When to file: April 8 each year
This used to be the easiest and foreigner-friendly way to file your personal income tax return, but they redesigned it in 2021, and now it’s only in Thai. It’s available for iOS and Android and was reliable in the past.
The app and the website are essentially just two different interfaces of the same system, and they will most likely be the two resources you will use most. I used to use the app for filing, but since it’s only in Thai, I switched to using the website for everything instead.
When to file: March 31 each year
You can also file your tax the old-fashioned way by dropping it in paper at any Area Revenue Branch Office. Alternatively, If you live in Bangkok, you can also mail it in together with the check or money order for the total tax due.
This manual method becomes the only way to file your tax once you miss the online filing deadline, so try not to miss it!
With your numbers and supporting documents ready, you can now file your tax return. I will use the website to break down the individual steps and demonstrate the process.
If you have never used the RD website, you will first have to create an account where login credentials are your tax ID and the chosen password.
Congratulations, you have successfully filed your tax return!
You will have either overpaid, underpaid or paid your tax precisely. Because the last outcome is rare, I will quickly go through how to deal with the first two scenarios.
In case of a positive balance (meaning you have underpaid your tax), you will have to pay off the rest of your tax bill. The deadline for your payment is stated on the summary page. It used to be a few months away, but now it’s earlier. Below the summary, the website/app then offers multiple ways to pay the remaining tax due. Those are:
If your tax due is over 3,000 THB, you can request to pay it in three equal instalments:
|1st||31st March||1/3 of the amount of tax payable + PND 90/91 tax return|
|2nd||30th April||1/3 of the amount of tax payable|
|3rd||31st May||1/3 of the amount of tax payable|
If you miss any due date, you will rob yourself of this possibility in the future. You will also need to pay off the remaining balance with a surcharge.
If you miss the payment deadline, you will be charged a surcharge of 1.5% of your total tax bill per month. They may also give you a criminal fine of up to 2,000 THB on top of that.
If you have overpaid, you will get your money back in the form of a tax refund. You will need to keep an eye on the website/app to see any messages from the Revenue Department. Usually, when you are owed money, the RD will ask for your supporting documents (that’s why you need to have them ready). You can then upload and submit these through the apps for their check. If everything adds up, you will receive your refund.
The rules around getting the tax refund change seemingly every year, so the actual refund payment method will vary.

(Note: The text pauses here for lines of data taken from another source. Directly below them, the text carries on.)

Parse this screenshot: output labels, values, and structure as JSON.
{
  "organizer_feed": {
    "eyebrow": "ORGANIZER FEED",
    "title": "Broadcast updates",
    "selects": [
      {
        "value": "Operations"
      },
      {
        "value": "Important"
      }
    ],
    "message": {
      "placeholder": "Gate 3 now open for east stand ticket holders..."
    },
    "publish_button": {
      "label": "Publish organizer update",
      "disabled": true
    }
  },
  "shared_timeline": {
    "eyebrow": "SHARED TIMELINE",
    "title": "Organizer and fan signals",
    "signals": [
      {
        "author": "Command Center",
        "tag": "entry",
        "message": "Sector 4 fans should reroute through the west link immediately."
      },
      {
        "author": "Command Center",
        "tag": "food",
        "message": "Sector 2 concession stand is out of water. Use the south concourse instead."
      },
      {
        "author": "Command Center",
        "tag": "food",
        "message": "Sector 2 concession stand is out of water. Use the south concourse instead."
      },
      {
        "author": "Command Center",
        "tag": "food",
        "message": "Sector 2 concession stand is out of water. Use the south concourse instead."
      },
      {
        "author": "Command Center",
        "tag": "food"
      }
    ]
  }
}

In 2020, for example, the government was returning money via a Bangkok Bank cash card. In 2021, they just mailed a check that can be cashed in your bank.
It usually takes a few weeks to months to receive your money back, so it’s best to estimate your tax and not overpay.

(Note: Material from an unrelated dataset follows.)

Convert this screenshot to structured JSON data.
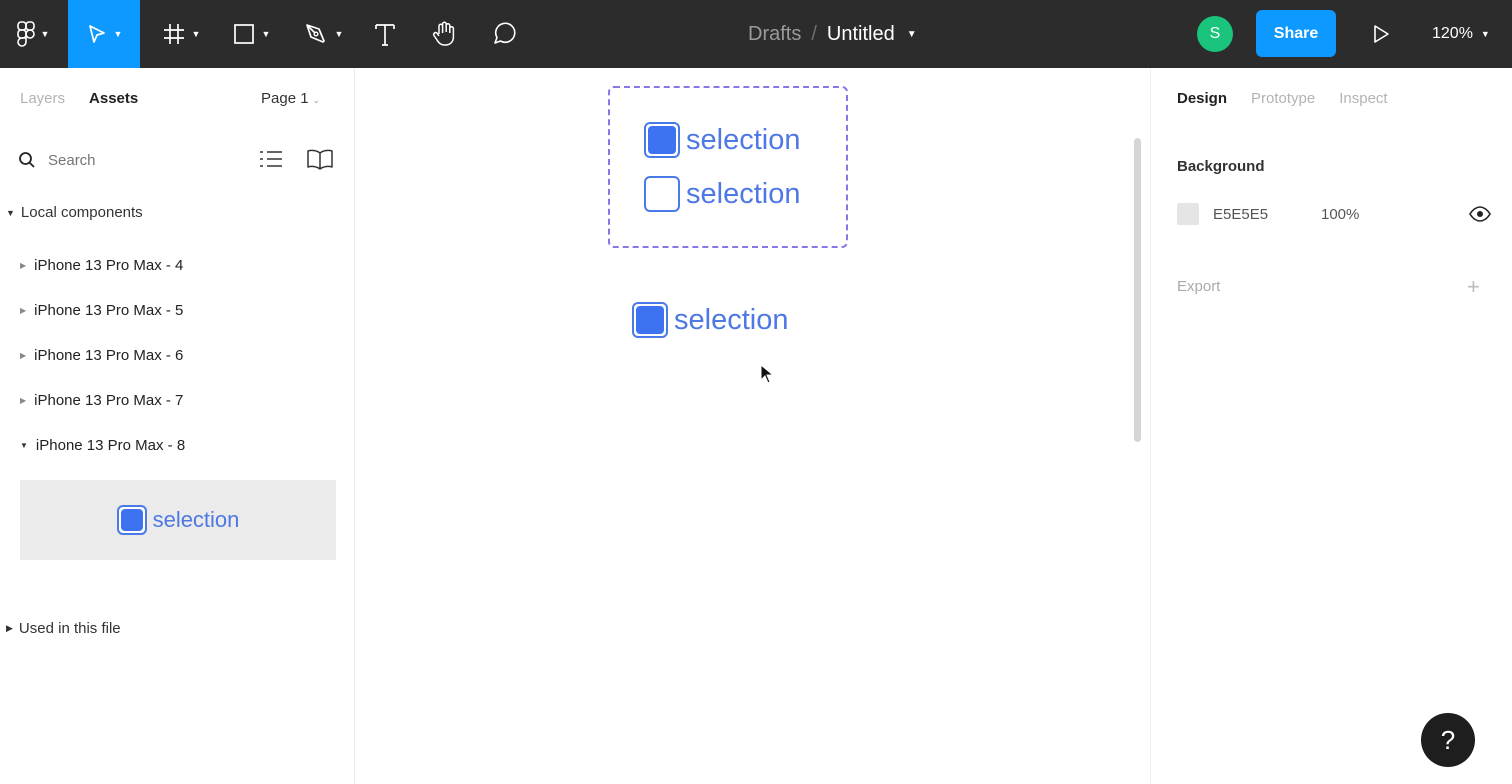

Mistakes happen, but fortunately, it’s easy to fix them. You must go through the whole process again and resubmit your tax return. Like I said above, if you rely on online filing and only notice a mistake after the deadline is over, you will have to file your return on paper. This happened to me in 2021, and a quick trip to my local RD office did the trick. The Revenue Department will be notified of your resubmission and will update your status on the website/app accordingly.
8 April 2023